**ASSIGNMENT:** Every entry below must appear again, exactly as written.

____ DATA RECORDS

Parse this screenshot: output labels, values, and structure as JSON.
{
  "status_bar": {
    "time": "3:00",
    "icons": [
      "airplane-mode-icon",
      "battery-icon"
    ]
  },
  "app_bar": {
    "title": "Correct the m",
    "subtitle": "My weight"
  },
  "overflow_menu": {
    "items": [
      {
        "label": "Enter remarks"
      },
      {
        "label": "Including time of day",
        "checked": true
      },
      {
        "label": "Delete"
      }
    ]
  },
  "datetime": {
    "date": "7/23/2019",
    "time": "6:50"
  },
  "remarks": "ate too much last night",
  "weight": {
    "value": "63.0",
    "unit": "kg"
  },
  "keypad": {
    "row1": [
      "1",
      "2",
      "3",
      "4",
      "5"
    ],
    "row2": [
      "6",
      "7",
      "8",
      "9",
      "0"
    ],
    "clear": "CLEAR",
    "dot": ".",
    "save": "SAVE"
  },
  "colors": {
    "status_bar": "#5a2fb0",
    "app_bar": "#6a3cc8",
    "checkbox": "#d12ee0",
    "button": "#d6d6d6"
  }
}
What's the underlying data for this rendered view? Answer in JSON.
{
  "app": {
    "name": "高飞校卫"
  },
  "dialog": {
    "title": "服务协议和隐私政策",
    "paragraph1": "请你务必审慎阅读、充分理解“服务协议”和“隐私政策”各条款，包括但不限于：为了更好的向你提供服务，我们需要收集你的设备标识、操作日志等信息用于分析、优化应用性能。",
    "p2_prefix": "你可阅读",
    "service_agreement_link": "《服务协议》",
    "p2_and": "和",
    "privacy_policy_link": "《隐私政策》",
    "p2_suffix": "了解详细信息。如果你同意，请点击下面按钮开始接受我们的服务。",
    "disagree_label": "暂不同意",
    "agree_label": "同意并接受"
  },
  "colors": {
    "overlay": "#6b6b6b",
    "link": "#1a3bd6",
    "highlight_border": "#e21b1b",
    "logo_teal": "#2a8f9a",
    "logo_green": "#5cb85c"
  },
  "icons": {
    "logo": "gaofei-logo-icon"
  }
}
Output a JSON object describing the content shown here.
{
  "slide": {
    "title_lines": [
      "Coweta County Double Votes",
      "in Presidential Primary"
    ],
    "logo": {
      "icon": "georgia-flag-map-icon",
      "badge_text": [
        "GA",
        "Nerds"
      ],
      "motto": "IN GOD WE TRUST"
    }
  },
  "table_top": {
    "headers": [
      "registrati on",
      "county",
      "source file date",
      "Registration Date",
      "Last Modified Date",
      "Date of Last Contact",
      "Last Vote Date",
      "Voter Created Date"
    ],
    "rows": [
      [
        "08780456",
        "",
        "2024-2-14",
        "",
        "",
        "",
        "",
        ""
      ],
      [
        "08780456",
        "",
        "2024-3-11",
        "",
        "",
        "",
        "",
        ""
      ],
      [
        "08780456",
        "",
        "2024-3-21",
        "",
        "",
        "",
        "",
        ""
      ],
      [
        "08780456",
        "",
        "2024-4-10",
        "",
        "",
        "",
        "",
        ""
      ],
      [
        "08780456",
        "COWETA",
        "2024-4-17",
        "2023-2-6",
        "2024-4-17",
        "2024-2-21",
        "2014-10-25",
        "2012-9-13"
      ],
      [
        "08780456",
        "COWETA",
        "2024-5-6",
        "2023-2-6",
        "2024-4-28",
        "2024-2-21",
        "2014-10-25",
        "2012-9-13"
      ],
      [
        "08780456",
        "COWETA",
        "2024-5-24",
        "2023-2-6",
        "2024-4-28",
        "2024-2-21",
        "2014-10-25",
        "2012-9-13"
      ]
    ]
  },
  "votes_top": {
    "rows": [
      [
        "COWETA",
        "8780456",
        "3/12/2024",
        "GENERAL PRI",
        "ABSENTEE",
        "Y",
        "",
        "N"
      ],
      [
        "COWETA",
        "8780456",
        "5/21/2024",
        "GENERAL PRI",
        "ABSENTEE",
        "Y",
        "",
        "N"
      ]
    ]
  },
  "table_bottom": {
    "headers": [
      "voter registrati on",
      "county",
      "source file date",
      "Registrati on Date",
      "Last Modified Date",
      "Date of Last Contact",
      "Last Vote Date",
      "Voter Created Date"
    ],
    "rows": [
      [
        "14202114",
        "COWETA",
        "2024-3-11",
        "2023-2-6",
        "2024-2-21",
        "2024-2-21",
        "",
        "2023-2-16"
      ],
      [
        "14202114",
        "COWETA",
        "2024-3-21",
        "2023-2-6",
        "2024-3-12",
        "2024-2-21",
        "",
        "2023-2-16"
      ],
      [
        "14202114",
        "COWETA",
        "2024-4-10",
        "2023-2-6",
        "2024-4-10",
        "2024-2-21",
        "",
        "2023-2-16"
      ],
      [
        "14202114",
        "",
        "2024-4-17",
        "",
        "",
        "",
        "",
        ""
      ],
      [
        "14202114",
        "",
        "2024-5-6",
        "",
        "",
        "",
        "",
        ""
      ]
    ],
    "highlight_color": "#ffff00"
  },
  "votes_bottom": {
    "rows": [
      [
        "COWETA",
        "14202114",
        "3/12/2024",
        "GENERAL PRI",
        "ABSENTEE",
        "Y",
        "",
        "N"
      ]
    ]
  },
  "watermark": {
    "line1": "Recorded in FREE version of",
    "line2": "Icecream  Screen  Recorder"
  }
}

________

**ANSWER AREA:**
Parse this screenshot: output labels, values, and structure as JSON.
{
  "status_bar": {
    "time": "3:00",
    "icons": [
      "airplane-mode-icon",
      "battery-icon"
    ]
  },
  "app_bar": {
    "title": "Correct the m",
    "subtitle": "My weight"
  },
  "overflow_menu": {
    "items": [
      {
        "label": "Enter remarks"
      },
      {
        "label": "Including time of day",
        "checked": true
      },
      {
        "label": "Delete"
      }
    ]
  },
  "datetime": {
    "date": "7/23/2019",
    "time": "6:50"
  },
  "remarks": "ate too much last night",
  "weight": {
    "value": "63.0",
    "unit": "kg"
  },
  "keypad": {
    "row1": [
      "1",
      "2",
      "3",
      "4",
      "5"
    ],
    "row2": [
      "6",
      "7",
      "8",
      "9",
      "0"
    ],
    "clear": "CLEAR",
    "dot": ".",
    "save": "SAVE"
  },
  "colors": {
    "status_bar": "#5a2fb0",
    "app_bar": "#6a3cc8",
    "checkbox": "#d12ee0",
    "button": "#d6d6d6"
  }
}
What's the underlying data for this rendered view? Answer in JSON.
{
  "app": {
    "name": "高飞校卫"
  },
  "dialog": {
    "title": "服务协议和隐私政策",
    "paragraph1": "请你务必审慎阅读、充分理解“服务协议”和“隐私政策”各条款，包括但不限于：为了更好的向你提供服务，我们需要收集你的设备标识、操作日志等信息用于分析、优化应用性能。",
    "p2_prefix": "你可阅读",
    "service_agreement_link": "《服务协议》",
    "p2_and": "和",
    "privacy_policy_link": "《隐私政策》",
    "p2_suffix": "了解详细信息。如果你同意，请点击下面按钮开始接受我们的服务。",
    "disagree_label": "暂不同意",
    "agree_label": "同意并接受"
  },
  "colors": {
    "overlay": "#6b6b6b",
    "link": "#1a3bd6",
    "highlight_border": "#e21b1b",
    "logo_teal": "#2a8f9a",
    "logo_green": "#5cb85c"
  },
  "icons": {
    "logo": "gaofei-logo-icon"
  }
}
Output a JSON object describing the content shown here.
{
  "slide": {
    "title_lines": [
      "Coweta County Double Votes",
      "in Presidential Primary"
    ],
    "logo": {
      "icon": "georgia-flag-map-icon",
      "badge_text": [
        "GA",
        "Nerds"
      ],
      "motto": "IN GOD WE TRUST"
    }
  },
  "table_top": {
    "headers": [
      "registrati on",
      "county",
      "source file date",
      "Registration Date",
      "Last Modified Date",
      "Date of Last Contact",
      "Last Vote Date",
      "Voter Created Date"
    ],
    "rows": [
      [
        "08780456",
        "",
        "2024-2-14",
        "",
        "",
        "",
        "",
        ""
      ],
      [
        "08780456",
        "",
        "2024-3-11",
        "",
        "",
        "",
        "",
        ""
      ],
      [
        "08780456",
        "",
        "2024-3-21",
        "",
        "",
        "",
        "",
        ""
      ],
      [
        "08780456",
        "",
        "2024-4-10",
        "",
        "",
        "",
        "",
        ""
      ],
      [
        "08780456",
        "COWETA",
        "2024-4-17",
        "2023-2-6",
        "2024-4-17",
        "2024-2-21",
        "2014-10-25",
        "2012-9-13"
      ],
      [
        "08780456",
        "COWETA",
        "2024-5-6",
        "2023-2-6",
        "2024-4-28",
        "2024-2-21",
        "2014-10-25",
        "2012-9-13"
      ],
      [
        "08780456",
        "COWETA",
        "2024-5-24",
        "2023-2-6",
        "2024-4-28",
        "2024-2-21",
        "2014-10-25",
        "2012-9-13"
      ]
    ]
  },
  "votes_top": {
    "rows": [
      [
        "COWETA",
        "8780456",
        "3/12/2024",
        "GENERAL PRI",
        "ABSENTEE",
        "Y",
        "",
        "N"
      ],
      [
        "COWETA",
        "8780456",
        "5/21/2024",
        "GENERAL PRI",
        "ABSENTEE",
        "Y",
        "",
        "N"
      ]
    ]
  },
  "table_bottom": {
    "headers": [
      "voter registrati on",
      "county",
      "source file date",
      "Registrati on Date",
      "Last Modified Date",
      "Date of Last Contact",
      "Last Vote Date",
      "Voter Created Date"
    ],
    "rows": [
      [
        "14202114",
        "COWETA",
        "2024-3-11",
        "2023-2-6",
        "2024-2-21",
        "2024-2-21",
        "",
        "2023-2-16"
      ],
      [
        "14202114",
        "COWETA",
        "2024-3-21",
        "2023-2-6",
        "2024-3-12",
        "2024-2-21",
        "",
        "2023-2-16"
      ],
      [
        "14202114",
        "COWETA",
        "2024-4-10",
        "2023-2-6",
        "2024-4-10",
        "2024-2-21",
        "",
        "2023-2-16"
      ],
      [
        "14202114",
        "",
        "2024-4-17",
        "",
        "",
        "",
        "",
        ""
      ],
      [
        "14202114",
        "",
        "2024-5-6",
        "",
        "",
        "",
        "",
        ""
      ]
    ],
    "highlight_color": "#ffff00"
  },
  "votes_bottom": {
    "rows": [
      [
        "COWETA",
        "14202114",
        "3/12/2024",
        "GENERAL PRI",
        "ABSENTEE",
        "Y",
        "",
        "N"
      ]
    ]
  },
  "watermark": {
    "line1": "Recorded in FREE version of",
    "line2": "Icecream  Screen  Recorder"
  }
}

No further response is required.